Harrier Pest Control
The larder beetle, Dermestes lardarius, is an easily identified beetle often associated with a build up of animal matter or a sign of poor housekeeping. This beetle is also often associated with the presence of birds’ nests.
The larder beetle, Dermestes lardarius, larva is longer than the adult larder beetle and thickly covered with short and long setae which are reddish-brown to black in color. Along with the coloration is a white undersurface.They also have two spine-like appendages on the posterior end on the abdominal segment. A distinguishing feature of the spine is that it curves backward. The black larder beetle larvae possess the same general characteristics but instead of the spines curving, they extend backward and are not strongly curved. Mature larvae of both species tend to bore into hard substrates such as wood, cork, and plaster in order to pupate.
Larder beetles are infrequent pests of households.Both adults and larvae feed on raw skins and hides. Adult larder beetles are generally 1/3 to 3/8 of an inch long and are dark brown with a broad, pale yellow spotted band across the upper portion of the elytra. Three black dots arrange in a triangle shape on each wing. The sternum and legs of the larder beetle are covered in fine, yellow setae. Adult larder beetles are typically found outdoors in protected areas during the winter but during the spring and early summer they enter buildings.
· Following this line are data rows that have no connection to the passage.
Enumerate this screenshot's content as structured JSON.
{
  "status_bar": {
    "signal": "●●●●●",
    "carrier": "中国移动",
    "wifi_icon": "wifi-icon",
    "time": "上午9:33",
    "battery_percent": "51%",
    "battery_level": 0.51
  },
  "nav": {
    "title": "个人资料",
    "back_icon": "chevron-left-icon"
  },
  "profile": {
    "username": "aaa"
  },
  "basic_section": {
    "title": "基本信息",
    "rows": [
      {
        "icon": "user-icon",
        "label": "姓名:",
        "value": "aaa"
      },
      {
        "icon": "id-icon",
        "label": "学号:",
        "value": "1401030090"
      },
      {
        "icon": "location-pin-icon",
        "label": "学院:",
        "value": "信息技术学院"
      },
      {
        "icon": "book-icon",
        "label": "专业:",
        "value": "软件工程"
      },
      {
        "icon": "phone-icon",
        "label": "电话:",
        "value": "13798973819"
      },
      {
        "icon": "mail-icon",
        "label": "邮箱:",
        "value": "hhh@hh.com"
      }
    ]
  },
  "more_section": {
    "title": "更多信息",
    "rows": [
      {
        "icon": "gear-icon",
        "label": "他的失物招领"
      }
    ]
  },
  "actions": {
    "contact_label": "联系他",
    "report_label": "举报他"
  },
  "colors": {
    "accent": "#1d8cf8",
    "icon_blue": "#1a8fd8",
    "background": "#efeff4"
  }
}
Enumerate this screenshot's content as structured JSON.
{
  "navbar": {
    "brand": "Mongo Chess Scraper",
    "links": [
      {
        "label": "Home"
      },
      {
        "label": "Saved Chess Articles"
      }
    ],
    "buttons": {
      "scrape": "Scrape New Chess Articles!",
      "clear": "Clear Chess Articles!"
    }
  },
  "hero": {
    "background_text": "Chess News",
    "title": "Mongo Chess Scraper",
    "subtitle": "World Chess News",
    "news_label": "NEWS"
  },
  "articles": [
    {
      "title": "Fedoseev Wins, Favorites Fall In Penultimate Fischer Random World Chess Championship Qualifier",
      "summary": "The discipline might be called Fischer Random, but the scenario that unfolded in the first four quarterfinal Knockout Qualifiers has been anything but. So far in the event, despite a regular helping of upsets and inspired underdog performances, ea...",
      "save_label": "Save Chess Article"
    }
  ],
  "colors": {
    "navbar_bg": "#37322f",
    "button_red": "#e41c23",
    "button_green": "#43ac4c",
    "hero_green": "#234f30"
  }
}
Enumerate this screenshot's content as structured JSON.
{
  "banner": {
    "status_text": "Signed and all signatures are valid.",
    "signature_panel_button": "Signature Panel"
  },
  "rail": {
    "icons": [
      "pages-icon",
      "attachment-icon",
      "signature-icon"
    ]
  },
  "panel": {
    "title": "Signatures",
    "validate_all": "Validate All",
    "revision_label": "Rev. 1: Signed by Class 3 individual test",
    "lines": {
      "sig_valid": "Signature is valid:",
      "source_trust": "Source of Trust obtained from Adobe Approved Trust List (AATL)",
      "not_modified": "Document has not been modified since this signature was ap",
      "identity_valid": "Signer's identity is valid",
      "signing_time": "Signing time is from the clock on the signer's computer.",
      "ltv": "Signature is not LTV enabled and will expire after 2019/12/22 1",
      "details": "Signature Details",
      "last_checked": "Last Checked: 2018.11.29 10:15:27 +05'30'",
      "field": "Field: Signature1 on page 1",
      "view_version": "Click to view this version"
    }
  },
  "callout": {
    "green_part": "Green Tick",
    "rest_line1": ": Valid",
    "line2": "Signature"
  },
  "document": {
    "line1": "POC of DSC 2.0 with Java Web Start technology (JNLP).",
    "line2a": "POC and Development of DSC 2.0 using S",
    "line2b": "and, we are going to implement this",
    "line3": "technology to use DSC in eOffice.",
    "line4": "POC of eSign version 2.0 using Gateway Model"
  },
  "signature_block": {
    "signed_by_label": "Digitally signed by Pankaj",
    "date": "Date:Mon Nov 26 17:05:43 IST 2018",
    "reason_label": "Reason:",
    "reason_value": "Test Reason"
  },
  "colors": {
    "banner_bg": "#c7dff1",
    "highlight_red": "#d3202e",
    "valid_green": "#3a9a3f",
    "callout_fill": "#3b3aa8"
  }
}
Females lay approximately 135 eggs near a food source and will hatch in about 12 days. The life cycle of larder beetles lasts around 40 to 50 days.